======== MATERIALS PROVIDED ========

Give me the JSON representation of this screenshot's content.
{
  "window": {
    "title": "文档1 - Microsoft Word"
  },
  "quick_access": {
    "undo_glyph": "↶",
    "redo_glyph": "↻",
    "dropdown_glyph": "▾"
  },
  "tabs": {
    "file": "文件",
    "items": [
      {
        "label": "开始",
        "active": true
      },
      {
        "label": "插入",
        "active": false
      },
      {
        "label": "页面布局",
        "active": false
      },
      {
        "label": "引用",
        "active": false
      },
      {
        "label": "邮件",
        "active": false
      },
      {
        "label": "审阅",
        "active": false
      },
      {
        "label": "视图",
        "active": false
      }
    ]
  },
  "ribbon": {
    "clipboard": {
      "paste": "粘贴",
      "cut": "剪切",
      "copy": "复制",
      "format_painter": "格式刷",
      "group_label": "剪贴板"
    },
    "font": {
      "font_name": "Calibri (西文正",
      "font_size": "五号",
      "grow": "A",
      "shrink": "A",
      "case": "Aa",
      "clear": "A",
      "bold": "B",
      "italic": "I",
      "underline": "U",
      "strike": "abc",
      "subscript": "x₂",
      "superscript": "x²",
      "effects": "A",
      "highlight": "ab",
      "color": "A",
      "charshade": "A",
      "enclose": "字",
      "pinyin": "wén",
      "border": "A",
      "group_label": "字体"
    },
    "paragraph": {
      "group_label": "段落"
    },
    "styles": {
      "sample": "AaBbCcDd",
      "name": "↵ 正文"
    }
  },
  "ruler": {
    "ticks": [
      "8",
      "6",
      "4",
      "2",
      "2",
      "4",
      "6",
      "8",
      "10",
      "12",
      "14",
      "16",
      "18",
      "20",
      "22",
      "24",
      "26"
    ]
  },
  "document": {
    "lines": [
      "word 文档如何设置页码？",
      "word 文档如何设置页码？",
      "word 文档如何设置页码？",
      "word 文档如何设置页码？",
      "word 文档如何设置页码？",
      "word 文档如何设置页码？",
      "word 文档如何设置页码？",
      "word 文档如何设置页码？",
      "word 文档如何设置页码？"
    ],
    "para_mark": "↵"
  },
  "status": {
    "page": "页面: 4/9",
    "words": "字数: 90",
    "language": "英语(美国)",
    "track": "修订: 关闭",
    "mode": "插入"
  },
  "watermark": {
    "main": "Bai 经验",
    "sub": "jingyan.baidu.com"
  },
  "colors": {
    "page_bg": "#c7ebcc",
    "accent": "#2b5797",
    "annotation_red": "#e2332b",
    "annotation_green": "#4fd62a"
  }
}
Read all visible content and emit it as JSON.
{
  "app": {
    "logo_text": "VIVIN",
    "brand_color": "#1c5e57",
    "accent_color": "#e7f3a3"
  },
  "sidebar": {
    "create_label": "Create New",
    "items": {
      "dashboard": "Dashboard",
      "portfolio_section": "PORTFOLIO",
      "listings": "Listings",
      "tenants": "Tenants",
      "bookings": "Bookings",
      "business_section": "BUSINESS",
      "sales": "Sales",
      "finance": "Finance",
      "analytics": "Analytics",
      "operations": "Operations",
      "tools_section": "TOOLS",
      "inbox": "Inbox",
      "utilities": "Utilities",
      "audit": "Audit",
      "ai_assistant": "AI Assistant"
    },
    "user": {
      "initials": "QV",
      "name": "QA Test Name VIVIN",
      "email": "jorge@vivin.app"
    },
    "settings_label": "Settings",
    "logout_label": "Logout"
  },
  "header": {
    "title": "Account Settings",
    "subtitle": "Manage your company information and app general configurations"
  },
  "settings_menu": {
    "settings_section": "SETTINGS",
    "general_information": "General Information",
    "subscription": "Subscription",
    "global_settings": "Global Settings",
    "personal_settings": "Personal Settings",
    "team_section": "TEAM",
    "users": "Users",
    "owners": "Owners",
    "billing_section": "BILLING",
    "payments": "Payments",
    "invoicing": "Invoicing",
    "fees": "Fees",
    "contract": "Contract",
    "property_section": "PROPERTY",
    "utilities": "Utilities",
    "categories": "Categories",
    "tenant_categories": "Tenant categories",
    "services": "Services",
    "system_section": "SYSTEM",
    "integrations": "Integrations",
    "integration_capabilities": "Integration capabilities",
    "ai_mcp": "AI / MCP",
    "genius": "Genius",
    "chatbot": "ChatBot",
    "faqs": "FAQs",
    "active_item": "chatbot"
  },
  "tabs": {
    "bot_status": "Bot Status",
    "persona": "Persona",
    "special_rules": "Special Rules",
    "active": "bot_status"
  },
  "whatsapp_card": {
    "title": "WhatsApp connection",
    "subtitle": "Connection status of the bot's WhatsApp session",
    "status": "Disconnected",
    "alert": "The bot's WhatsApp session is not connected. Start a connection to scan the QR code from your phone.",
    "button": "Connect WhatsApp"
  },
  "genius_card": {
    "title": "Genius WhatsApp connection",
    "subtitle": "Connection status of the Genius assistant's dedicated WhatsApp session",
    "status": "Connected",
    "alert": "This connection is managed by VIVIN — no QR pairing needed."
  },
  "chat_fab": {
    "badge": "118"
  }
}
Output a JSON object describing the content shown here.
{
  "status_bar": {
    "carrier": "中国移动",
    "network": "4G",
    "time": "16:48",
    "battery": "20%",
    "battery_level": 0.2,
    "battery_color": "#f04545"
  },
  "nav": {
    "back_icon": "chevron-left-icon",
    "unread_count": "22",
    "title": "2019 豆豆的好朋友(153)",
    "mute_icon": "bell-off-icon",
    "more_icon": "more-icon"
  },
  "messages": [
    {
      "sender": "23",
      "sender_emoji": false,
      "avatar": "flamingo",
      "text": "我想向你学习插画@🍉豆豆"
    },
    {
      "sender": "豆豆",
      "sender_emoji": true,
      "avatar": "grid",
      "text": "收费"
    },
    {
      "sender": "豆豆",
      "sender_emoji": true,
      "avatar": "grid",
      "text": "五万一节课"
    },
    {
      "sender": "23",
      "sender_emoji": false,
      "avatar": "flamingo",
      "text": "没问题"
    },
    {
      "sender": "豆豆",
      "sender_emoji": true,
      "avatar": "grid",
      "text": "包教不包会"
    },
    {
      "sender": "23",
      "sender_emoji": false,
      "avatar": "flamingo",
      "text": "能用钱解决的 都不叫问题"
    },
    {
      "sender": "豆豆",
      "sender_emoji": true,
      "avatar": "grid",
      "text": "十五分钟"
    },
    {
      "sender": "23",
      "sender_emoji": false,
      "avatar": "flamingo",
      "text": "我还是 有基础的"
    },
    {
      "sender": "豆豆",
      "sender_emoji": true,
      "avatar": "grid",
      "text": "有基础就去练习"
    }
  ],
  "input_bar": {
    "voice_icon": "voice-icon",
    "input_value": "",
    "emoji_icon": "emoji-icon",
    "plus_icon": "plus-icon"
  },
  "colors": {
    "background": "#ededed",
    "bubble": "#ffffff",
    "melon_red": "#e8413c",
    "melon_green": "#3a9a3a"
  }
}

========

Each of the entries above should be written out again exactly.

Give me the JSON representation of this screenshot's content.
{
  "window": {
    "title": "文档1 - Microsoft Word"
  },
  "quick_access": {
    "undo_glyph": "↶",
    "redo_glyph": "↻",
    "dropdown_glyph": "▾"
  },
  "tabs": {
    "file": "文件",
    "items": [
      {
        "label": "开始",
        "active": true
      },
      {
        "label": "插入",
        "active": false
      },
      {
        "label": "页面布局",
        "active": false
      },
      {
        "label": "引用",
        "active": false
      },
      {
        "label": "邮件",
        "active": false
      },
      {
        "label": "审阅",
        "active": false
      },
      {
        "label": "视图",
        "active": false
      }
    ]
  },
  "ribbon": {
    "clipboard": {
      "paste": "粘贴",
      "cut": "剪切",
      "copy": "复制",
      "format_painter": "格式刷",
      "group_label": "剪贴板"
    },
    "font": {
      "font_name": "Calibri (西文正",
      "font_size": "五号",
      "grow": "A",
      "shrink": "A",
      "case": "Aa",
      "clear": "A",
      "bold": "B",
      "italic": "I",
      "underline": "U",
      "strike": "abc",
      "subscript": "x₂",
      "superscript": "x²",
      "effects": "A",
      "highlight": "ab",
      "color": "A",
      "charshade": "A",
      "enclose": "字",
      "pinyin": "wén",
      "border": "A",
      "group_label": "字体"
    },
    "paragraph": {
      "group_label": "段落"
    },
    "styles": {
      "sample": "AaBbCcDd",
      "name": "↵ 正文"
    }
  },
  "ruler": {
    "ticks": [
      "8",
      "6",
      "4",
      "2",
      "2",
      "4",
      "6",
      "8",
      "10",
      "12",
      "14",
      "16",
      "18",
      "20",
      "22",
      "24",
      "26"
    ]
  },
  "document": {
    "lines": [
      "word 文档如何设置页码？",
      "word 文档如何设置页码？",
      "word 文档如何设置页码？",
      "word 文档如何设置页码？",
      "word 文档如何设置页码？",
      "word 文档如何设置页码？",
      "word 文档如何设置页码？",
      "word 文档如何设置页码？",
      "word 文档如何设置页码？"
    ],
    "para_mark": "↵"
  },
  "status": {
    "page": "页面: 4/9",
    "words": "字数: 90",
    "language": "英语(美国)",
    "track": "修订: 关闭",
    "mode": "插入"
  },
  "watermark": {
    "main": "Bai 经验",
    "sub": "jingyan.baidu.com"
  },
  "colors": {
    "page_bg": "#c7ebcc",
    "accent": "#2b5797",
    "annotation_red": "#e2332b",
    "annotation_green": "#4fd62a"
  }
}
Read all visible content and emit it as JSON.
{
  "app": {
    "logo_text": "VIVIN",
    "brand_color": "#1c5e57",
    "accent_color": "#e7f3a3"
  },
  "sidebar": {
    "create_label": "Create New",
    "items": {
      "dashboard": "Dashboard",
      "portfolio_section": "PORTFOLIO",
      "listings": "Listings",
      "tenants": "Tenants",
      "bookings": "Bookings",
      "business_section": "BUSINESS",
      "sales": "Sales",
      "finance": "Finance",
      "analytics": "Analytics",
      "operations": "Operations",
      "tools_section": "TOOLS",
      "inbox": "Inbox",
      "utilities": "Utilities",
      "audit": "Audit",
      "ai_assistant": "AI Assistant"
    },
    "user": {
      "initials": "QV",
      "name": "QA Test Name VIVIN",
      "email": "jorge@vivin.app"
    },
    "settings_label": "Settings",
    "logout_label": "Logout"
  },
  "header": {
    "title": "Account Settings",
    "subtitle": "Manage your company information and app general configurations"
  },
  "settings_menu": {
    "settings_section": "SETTINGS",
    "general_information": "General Information",
    "subscription": "Subscription",
    "global_settings": "Global Settings",
    "personal_settings": "Personal Settings",
    "team_section": "TEAM",
    "users": "Users",
    "owners": "Owners",
    "billing_section": "BILLING",
    "payments": "Payments",
    "invoicing": "Invoicing",
    "fees": "Fees",
    "contract": "Contract",
    "property_section": "PROPERTY",
    "utilities": "Utilities",
    "categories": "Categories",
    "tenant_categories": "Tenant categories",
    "services": "Services",
    "system_section": "SYSTEM",
    "integrations": "Integrations",
    "integration_capabilities": "Integration capabilities",
    "ai_mcp": "AI / MCP",
    "genius": "Genius",
    "chatbot": "ChatBot",
    "faqs": "FAQs",
    "active_item": "chatbot"
  },
  "tabs": {
    "bot_status": "Bot Status",
    "persona": "Persona",
    "special_rules": "Special Rules",
    "active": "bot_status"
  },
  "whatsapp_card": {
    "title": "WhatsApp connection",
    "subtitle": "Connection status of the bot's WhatsApp session",
    "status": "Disconnected",
    "alert": "The bot's WhatsApp session is not connected. Start a connection to scan the QR code from your phone.",
    "button": "Connect WhatsApp"
  },
  "genius_card": {
    "title": "Genius WhatsApp connection",
    "subtitle": "Connection status of the Genius assistant's dedicated WhatsApp session",
    "status": "Connected",
    "alert": "This connection is managed by VIVIN — no QR pairing needed."
  },
  "chat_fab": {
    "badge": "118"
  }
}
Output a JSON object describing the content shown here.
{
  "status_bar": {
    "carrier": "中国移动",
    "network": "4G",
    "time": "16:48",
    "battery": "20%",
    "battery_level": 0.2,
    "battery_color": "#f04545"
  },
  "nav": {
    "back_icon": "chevron-left-icon",
    "unread_count": "22",
    "title": "2019 豆豆的好朋友(153)",
    "mute_icon": "bell-off-icon",
    "more_icon": "more-icon"
  },
  "messages": [
    {
      "sender": "23",
      "sender_emoji": false,
      "avatar": "flamingo",
      "text": "我想向你学习插画@🍉豆豆"
    },
    {
      "sender": "豆豆",
      "sender_emoji": true,
      "avatar": "grid",
      "text": "收费"
    },
    {
      "sender": "豆豆",
      "sender_emoji": true,
      "avatar": "grid",
      "text": "五万一节课"
    },
    {
      "sender": "23",
      "sender_emoji": false,
      "avatar": "flamingo",
      "text": "没问题"
    },
    {
      "sender": "豆豆",
      "sender_emoji": true,
      "avatar": "grid",
      "text": "包教不包会"
    },
    {
      "sender": "23",
      "sender_emoji": false,
      "avatar": "flamingo",
      "text": "能用钱解决的 都不叫问题"
    },
    {
      "sender": "豆豆",
      "sender_emoji": true,
      "avatar": "grid",
      "text": "十五分钟"
    },
    {
      "sender": "23",
      "sender_emoji": false,
      "avatar": "flamingo",
      "text": "我还是 有基础的"
    },
    {
      "sender": "豆豆",
      "sender_emoji": true,
      "avatar": "grid",
      "text": "有基础就去练习"
    }
  ],
  "input_bar": {
    "voice_icon": "voice-icon",
    "input_value": "",
    "emoji_icon": "emoji-icon",
    "plus_icon": "plus-icon"
  },
  "colors": {
    "background": "#ededed",
    "bubble": "#ffffff",
    "melon_red": "#e8413c",
    "melon_green": "#3a9a3a"
  }
}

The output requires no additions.